By this time next week the halls of schools across the state will be full of jostling, happy kids, ready for another year of learning. But what happens when the bell rings at the end of the school day? When I was a kid, we’d flood the streets, playing sports and games until the streetlights came on.
It’s a different world now. It’s a world in which moms are arrested for letting their 8-year-olds hang out at the playground unattended, and other moms (– it’s always the moms, isn’t it? What about the dads? — ) are arrested for letting their second graders walk to the park.
Most jobs get out at 5 or 6, nearly three hours after dismissal bells sound. After school care is available in every public school, but is it affordable? In my community, the lowest cost option for afternoon care is $225 a month, but options can run you as much as $500. For families with multiple kids this can add up. Three kids at $225 a pop is $675 every single month. Add to that enrollment fees, supply fees, and deposits and you are looking at a mortgage payment.
Until recently, middle income parents like me and those who make less qualified for a good amount of childcare subsidy to pay the after school bills. But a new budget passed by the state General Assembly changed the way this money is allocated, sending much more to pre-k programs and leaving parents of elementary-aged kids without help.
Previously families with two parents and two kids could make up to $50,000 and receive help with childcare costs. Now that limit is set to $30,000, a move that will disqualify thousands of children from assistance. Before, a single mom with two kids could earn $42,000 and get help. That woman now must make $26,000 to qualify her elementary school kids for subsidized after school care.
Do we really expect parents to spend 10% of their income on 10 hours a week of childcare? This figure doesn’t even include spending on summer programs so that kids can run and play with supervision for the three months a year school isn’t in session. Is it any wonder blue collar moms are being forced into hard decisions and are choosing to let their kids play unattended instead of losing the bulk of their take-home pay to childcare?

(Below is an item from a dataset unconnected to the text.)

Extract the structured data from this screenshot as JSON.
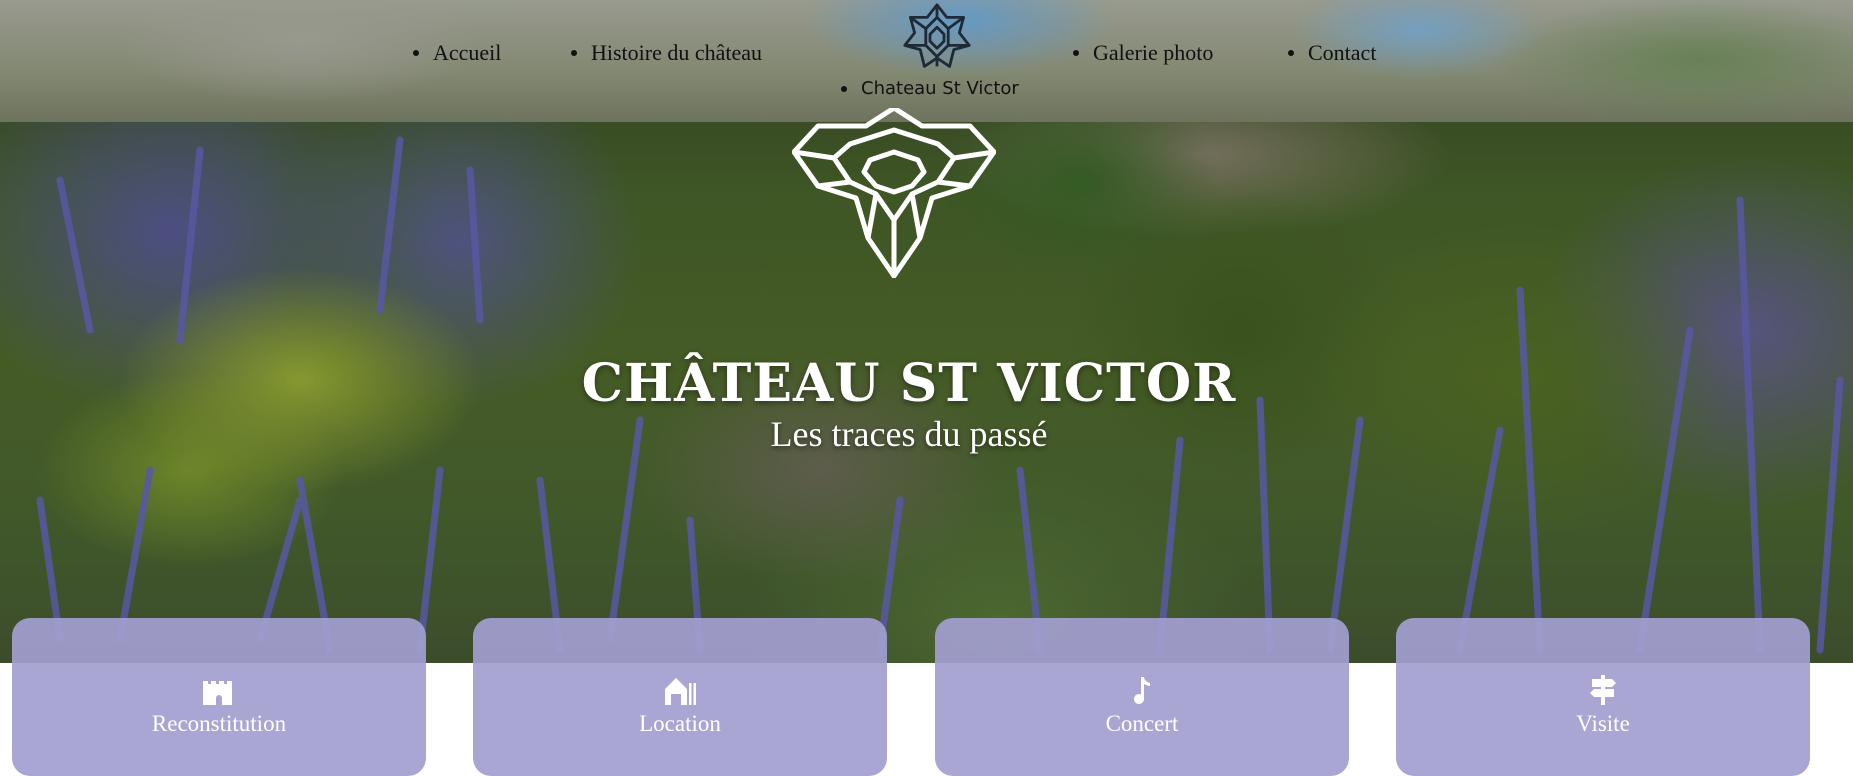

It’s fantastic that state lawmakers chose to increase funding to early child care centers. But that’s no reason to decrease help for kids who are old enough to go to school. We can’t let leaders hold us hostage to any more of these false choices. It’s not that we don’t have funding to help 3-year-olds and 8-year-olds; it’s that we don’t have enough to give millionaires tax cuts while taking care of the rest of NC.